*EXTRACTED RECORDS*.
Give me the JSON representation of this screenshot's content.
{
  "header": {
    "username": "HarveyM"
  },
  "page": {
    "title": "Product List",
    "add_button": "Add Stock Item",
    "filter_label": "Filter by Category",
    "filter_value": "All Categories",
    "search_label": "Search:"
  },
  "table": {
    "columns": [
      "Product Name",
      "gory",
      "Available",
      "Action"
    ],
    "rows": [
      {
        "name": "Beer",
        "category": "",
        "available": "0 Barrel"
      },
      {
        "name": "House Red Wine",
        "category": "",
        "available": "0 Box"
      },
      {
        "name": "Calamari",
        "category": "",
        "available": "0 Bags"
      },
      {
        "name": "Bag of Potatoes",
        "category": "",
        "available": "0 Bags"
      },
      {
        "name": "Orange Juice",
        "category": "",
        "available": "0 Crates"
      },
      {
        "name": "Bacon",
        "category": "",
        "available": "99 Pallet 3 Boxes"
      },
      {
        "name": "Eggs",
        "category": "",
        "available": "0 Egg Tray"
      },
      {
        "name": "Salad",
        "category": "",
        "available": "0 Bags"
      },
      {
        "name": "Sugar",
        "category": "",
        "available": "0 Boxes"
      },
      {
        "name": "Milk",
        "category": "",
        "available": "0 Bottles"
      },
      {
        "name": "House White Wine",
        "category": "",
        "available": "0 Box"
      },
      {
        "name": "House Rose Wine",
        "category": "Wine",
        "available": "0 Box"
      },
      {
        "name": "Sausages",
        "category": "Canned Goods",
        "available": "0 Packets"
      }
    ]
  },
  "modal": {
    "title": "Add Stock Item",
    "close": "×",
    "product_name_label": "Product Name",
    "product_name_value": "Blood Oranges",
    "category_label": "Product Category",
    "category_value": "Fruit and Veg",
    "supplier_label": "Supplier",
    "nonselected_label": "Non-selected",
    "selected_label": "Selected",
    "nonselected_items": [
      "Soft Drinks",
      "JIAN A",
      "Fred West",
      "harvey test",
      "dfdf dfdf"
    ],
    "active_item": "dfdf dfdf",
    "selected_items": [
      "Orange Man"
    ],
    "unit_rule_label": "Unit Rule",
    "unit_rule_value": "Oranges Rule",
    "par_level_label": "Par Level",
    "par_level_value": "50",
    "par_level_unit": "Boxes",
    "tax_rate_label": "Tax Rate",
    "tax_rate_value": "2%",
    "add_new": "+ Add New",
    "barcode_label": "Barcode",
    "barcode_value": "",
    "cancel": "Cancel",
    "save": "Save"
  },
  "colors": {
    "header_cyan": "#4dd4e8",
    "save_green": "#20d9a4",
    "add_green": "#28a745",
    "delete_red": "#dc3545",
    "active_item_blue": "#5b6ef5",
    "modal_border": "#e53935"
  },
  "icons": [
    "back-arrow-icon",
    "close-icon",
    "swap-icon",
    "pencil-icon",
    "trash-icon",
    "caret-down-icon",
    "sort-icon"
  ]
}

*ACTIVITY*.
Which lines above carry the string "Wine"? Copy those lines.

*SOLUTION BELOW*.
        "name": "House Red Wine",
        "name": "House White Wine",
        "name": "House Rose Wine",
        "category": "Wine",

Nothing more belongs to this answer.